A thin crispy layer dotted with extra crunchy char spots? YES.

Chewy but light and airy? Oh my yes.

Floppy but not falling apart? Indeedy.

And how about the way those blobs of mozzarella sunk made pockets in the crust (much like Homer Simpson's butt groove in his couch), creating nooks and crannies of flavor. It was like eating the surface of the moon, if the moon's terrain were moist and glazed with extra virgin olive oil.

I did find the tomato flavor a bit sweet, which I personally am not fond of. I prefer more tang to my tomatoes, so it felt a bit bland on my taste buds.

Next up was the Filetti, the easy winner of the two.

Halved cherry tomatoes were nestled lovingly in the crevices created by cheese and dough. Small pools of oilve oil collected in the around the tomatoes creating reseviors of happiness where the tomato juice mingled with the oil and the fat from the cheese.

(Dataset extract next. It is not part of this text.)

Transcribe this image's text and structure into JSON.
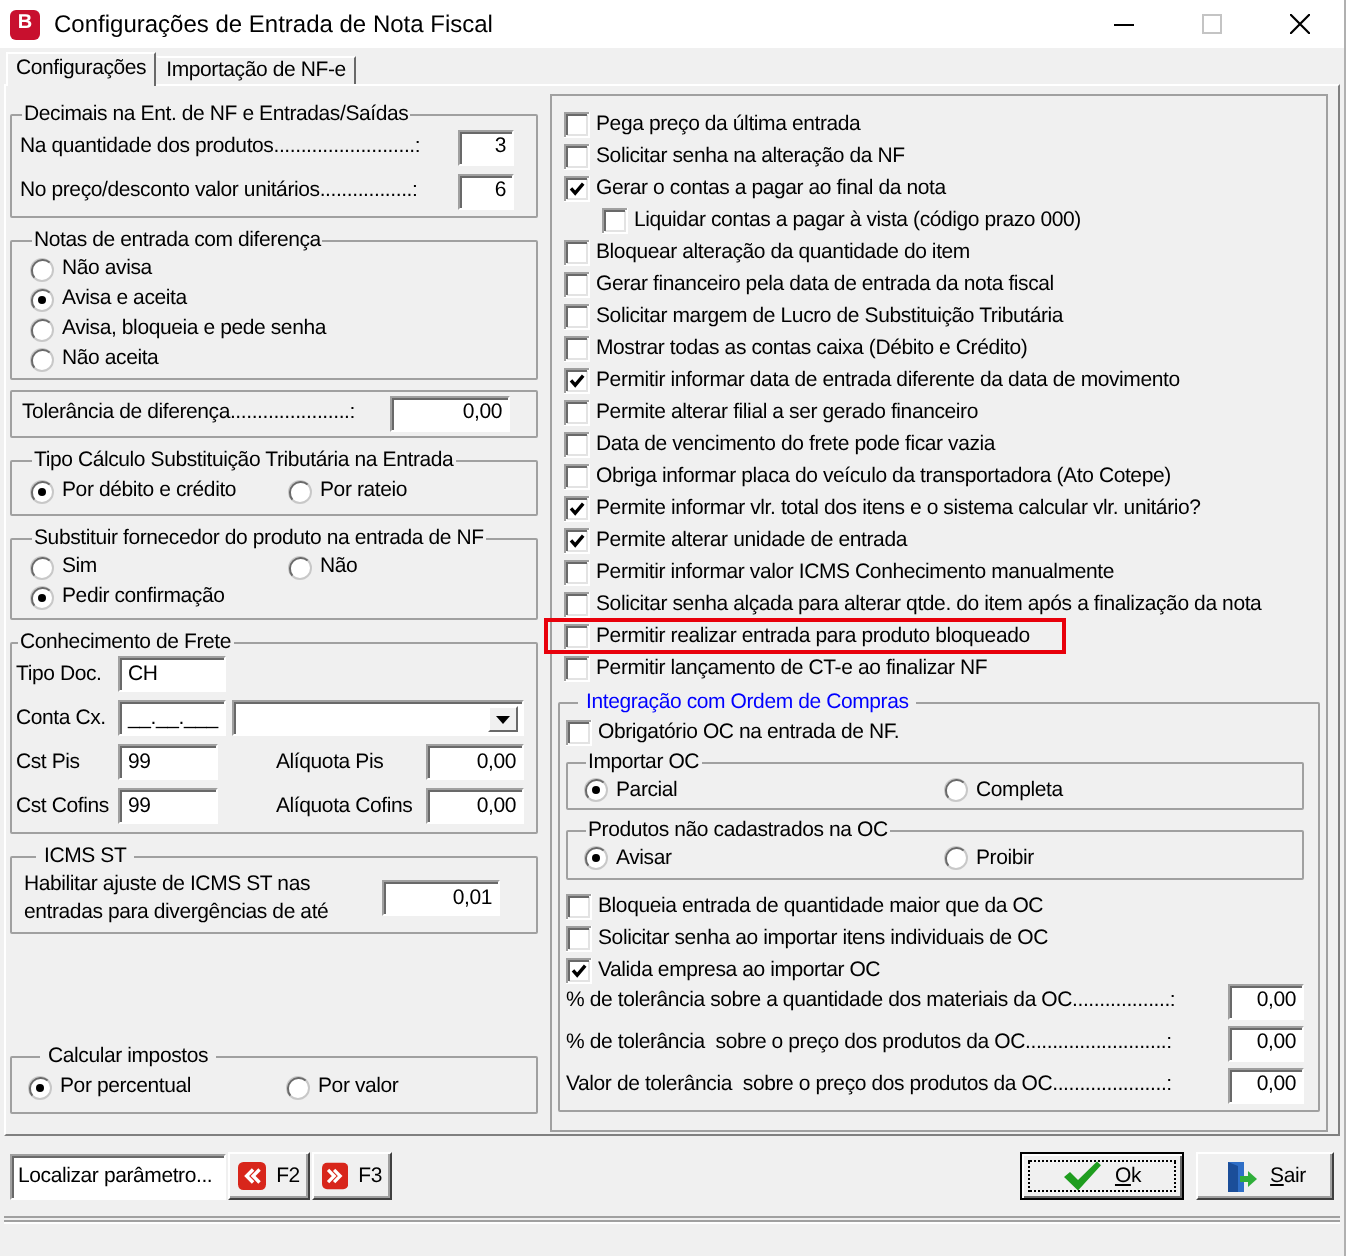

And once again, I must draw your attention to the crust. Look at that form! I'm not sure Michelangelo ever etched anything in marble that was as beautiful as that crust.

We topped our pizzas off with two Neapolitan coffees – an espresso-like beverage, but a touch less intense.

Our beverages were served with some chocolates from Poco Dolce – a new brand for me. I became so excited by these chocolates that on a subsequent trip to Bi-Rite I raided their stores and brought home tins of the salted toffee and burnt caramel varieties.

My review would not be complete without a trip to the bathroom – for photos:

A very basic, but clean establishment, the bathroom was accented by a two pieces of framed art. These included Chef Anthony's tattoos hands forming a round of dough, and "Una Pizza Napoletana" in Copperplate calligraphy. A large vase of purple flowers offset the yellow walls quite nicely. And there were, of course, subway tiles – clean and white.

Overall Pizza Eating Experience: Heat

Mission Cheese
736 Valencia Street
San Francisco, CA
415-484-6553

Una Pizza Napoletana
210 11th St + Howard St
San Francisco, CA 94103
415-861-3444